Am sure by now you would have realized how much I loved this book!!! I highly recommend it and I really feel every one of u who reads this book will take away something with u which u will remember for the rest of your life...

Some useful links if you are interested to know more:

His blog -

If you have already read this book, let me know what you thought of it and I'll add a link to your review..

Sunday, October 5, 2008


A few months back I had come across this Non Fiction Five (NFF) reading challenge (May-Sept)and was really keen on doing it. But I got so occupied with reading my already stacked fiction books and other stuff that I just couldn't get to this on time. But as my enthusiasm for non-fiction is back, I am up for this all over again. I already have the books lined up by my bed-side too! Here's the list - Keep watching this space for the reviews :)

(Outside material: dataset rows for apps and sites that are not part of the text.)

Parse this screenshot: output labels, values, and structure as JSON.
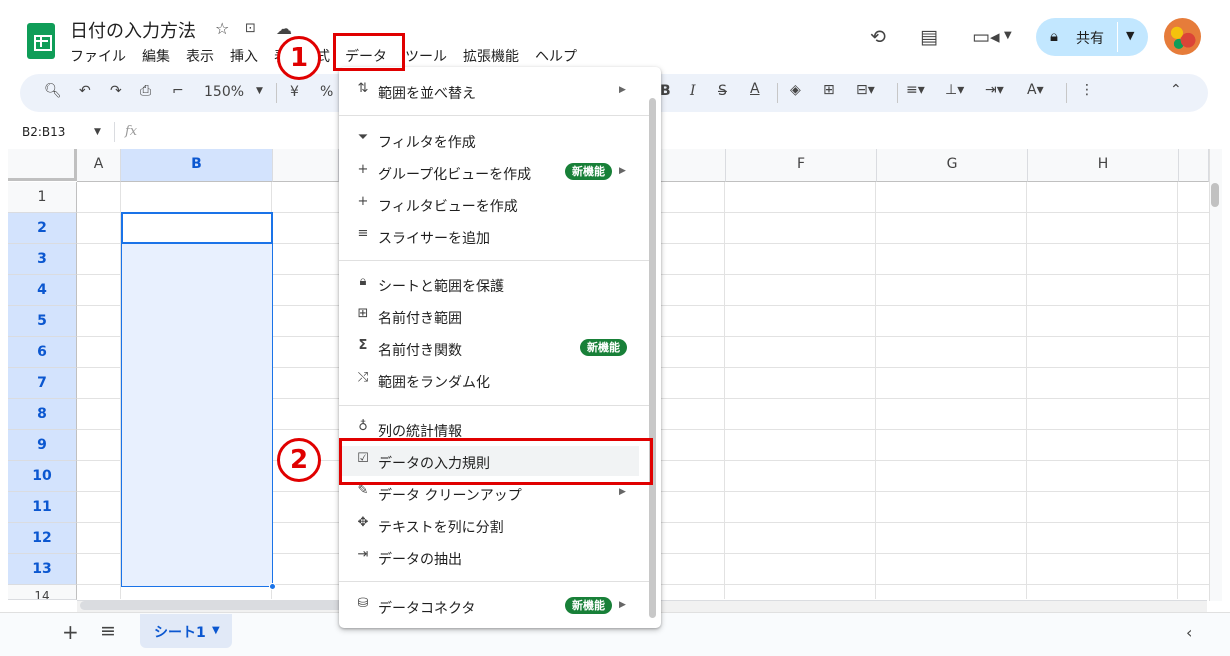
{
  "header": {
    "title": "日付の入力方法",
    "menu": [
      "ファイル",
      "編集",
      "表示",
      "挿入",
      "表示形式",
      "データ",
      "ツール",
      "拡張機能",
      "ヘルプ"
    ],
    "share_label": "共有"
  },
  "toolbar": {
    "zoom": "150%",
    "currency": "¥",
    "percent": "%"
  },
  "formula_bar": {
    "name_box": "B2:B13",
    "fx": "fx"
  },
  "grid": {
    "columns": [
      "A",
      "B",
      "F",
      "G",
      "H"
    ],
    "rows": [
      "1",
      "2",
      "3",
      "4",
      "5",
      "6",
      "7",
      "8",
      "9",
      "10",
      "11",
      "12",
      "13",
      "14"
    ],
    "selected_column": "B"
  },
  "sheet_tab": "シート1",
  "data_menu": {
    "items": [
      {
        "label": "範囲を並べ替え",
        "icon": "sort-icon"
      },
      {
        "label": "フィルタを作成",
        "icon": "filter-icon"
      },
      {
        "label": "グループ化ビューを作成",
        "icon": "plus-icon",
        "badge": "新機能"
      },
      {
        "label": "フィルタビューを作成",
        "icon": "plus-icon"
      },
      {
        "label": "スライサーを追加",
        "icon": "slicer-icon"
      },
      {
        "label": "シートと範囲を保護",
        "icon": "lock-icon"
      },
      {
        "label": "名前付き範囲",
        "icon": "named-range-icon"
      },
      {
        "label": "名前付き関数",
        "icon": "sigma-icon",
        "badge": "新機能"
      },
      {
        "label": "範囲をランダム化",
        "icon": "shuffle-icon"
      },
      {
        "label": "列の統計情報",
        "icon": "bulb-icon"
      },
      {
        "label": "データの入力規則",
        "icon": "validation-icon"
      },
      {
        "label": "データ クリーンアップ",
        "icon": "wand-icon"
      },
      {
        "label": "テキストを列に分割",
        "icon": "split-icon"
      },
      {
        "label": "データの抽出",
        "icon": "extract-icon"
      },
      {
        "label": "データコネクタ",
        "icon": "database-icon",
        "badge": "新機能"
      }
    ]
  },
  "annotations": {
    "step1": "1",
    "step2": "2"
  },
  "colors": {
    "accent": "#1a73e8",
    "annotation_red": "#e00000",
    "badge_green": "#188038",
    "share_button": "#c2e7ff"
  }
}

1. The Last Lecture - Randy Pausch
2. Tipping Point - Malcolm Gladwell
3. Blink - Malcolm Gladwell
4. Built to Last - Jim Collins
5. Liar's Poker - Michael Lewis

Friday, October 3, 2008

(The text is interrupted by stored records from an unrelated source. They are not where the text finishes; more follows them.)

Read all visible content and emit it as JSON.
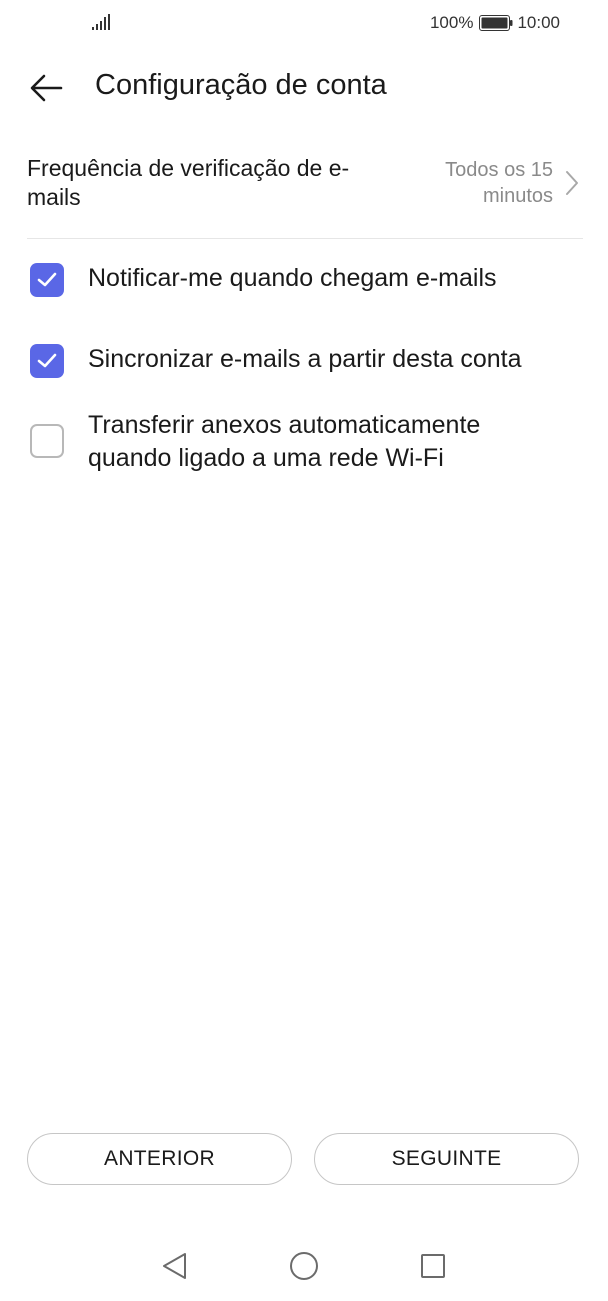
{
  "status_bar": {
    "battery_percent": "100%",
    "time": "10:00",
    "icons": [
      "signal-icon",
      "battery-icon"
    ]
  },
  "header": {
    "title": "Configuração de conta",
    "back_icon": "arrow-left-icon"
  },
  "frequency": {
    "label": "Frequência de verificação de e-mails",
    "value": "Todos os 15 minutos"
  },
  "options": [
    {
      "label": "Notificar-me quando chegam e-mails",
      "checked": true
    },
    {
      "label": "Sincronizar e-mails a partir desta conta",
      "checked": true
    },
    {
      "label": "Transferir anexos automaticamente quando ligado a uma rede Wi-Fi",
      "checked": false
    }
  ],
  "buttons": {
    "previous": "ANTERIOR",
    "next": "SEGUINTE"
  },
  "nav_bar": {
    "icons": [
      "back-triangle-icon",
      "home-circle-icon",
      "recents-square-icon"
    ]
  },
  "colors": {
    "accent": "#5a67e6",
    "text": "#1a1a1a",
    "secondary_text": "#8a8a8a",
    "divider": "#e6e6e6"
  }
}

In the Country of Men

Author: Hisham Matar
Pages: 245
My Rating:

My next stop in the OT challenge was Libya. I never read any prior reviews of this book and the only reason I picked it up was becoz it was shortlisted for the Man Booker Prize -2006. I have a tendency to choose books that are shortlisted for prizes, coz I always feel they have some substance in them for being nominated for a prize! More often than not I am proved to be right; so was the case with this book too. Though I didn't LOVE it and it doesn't feature in my top-favorites list, I still enjoyed reading it - learnt a lot about the life in Libya and the Libyan revolution especially.

The book is Hisham Matar's debut novel set in Tripoli Libya. It deals with Libyan Qadhafi's September 1969 revolution; the social and politcal life in the seventies. One aspect I loved about this book was the author's usage of poetic prose and the attention to detail in the important scenes of the plot. The writing style is very simple so it really helps you concentrate on the plot and the characters.

The author doesn't give us details of the revolution, but he explains the impact of the revolution on the day-to-day lives of people and especially on children, through the story of a 9 year old boy - Suleiman, who narrates the story as an adult. The author has developed the child's character and that of his mother's as a complex yet complete multi-dimensional human beings. The emotions in Suleiman, his cruelty, dilemma, betrayal and all the contradictions he goes through are portrayed very well. But somehow it still failed to make a lasting impact on me. I am still not able to figure out what could be the reason, but I know that at the end of the book I felt that it did fall short of something! One reason could be that the author did not spend enough time and effort to really build up and highlight the relationships better - be it the one between the father and son or between Suleiman and his best friend Kareem. So I always felt I was at the surface and looking at what's happening, rather than feeling that I was a part of the story or engrossed enough to relate to the characters.

Nevertheless, I still recommend this book as it's not just a run-of-the-mill fiction. It's based on the real life events during Libyan revolution and helps you gain some insights into the same.

If you have read this book, I would love to know what you felt. If you reviewed it already, do let me know and I'll link it here.

Thursday, October 2, 2008

The Orbis Terrarum Challenge update..

I realized I haven't written an update about the OT challenge in this new book blog. It's been quite a while since I started this (April 2008) and it's progressing much slower than I expected it to be :( I thought by now I would have completed reading all 9 books, but I still have 3 more to go....
Here's the udpated list and the map -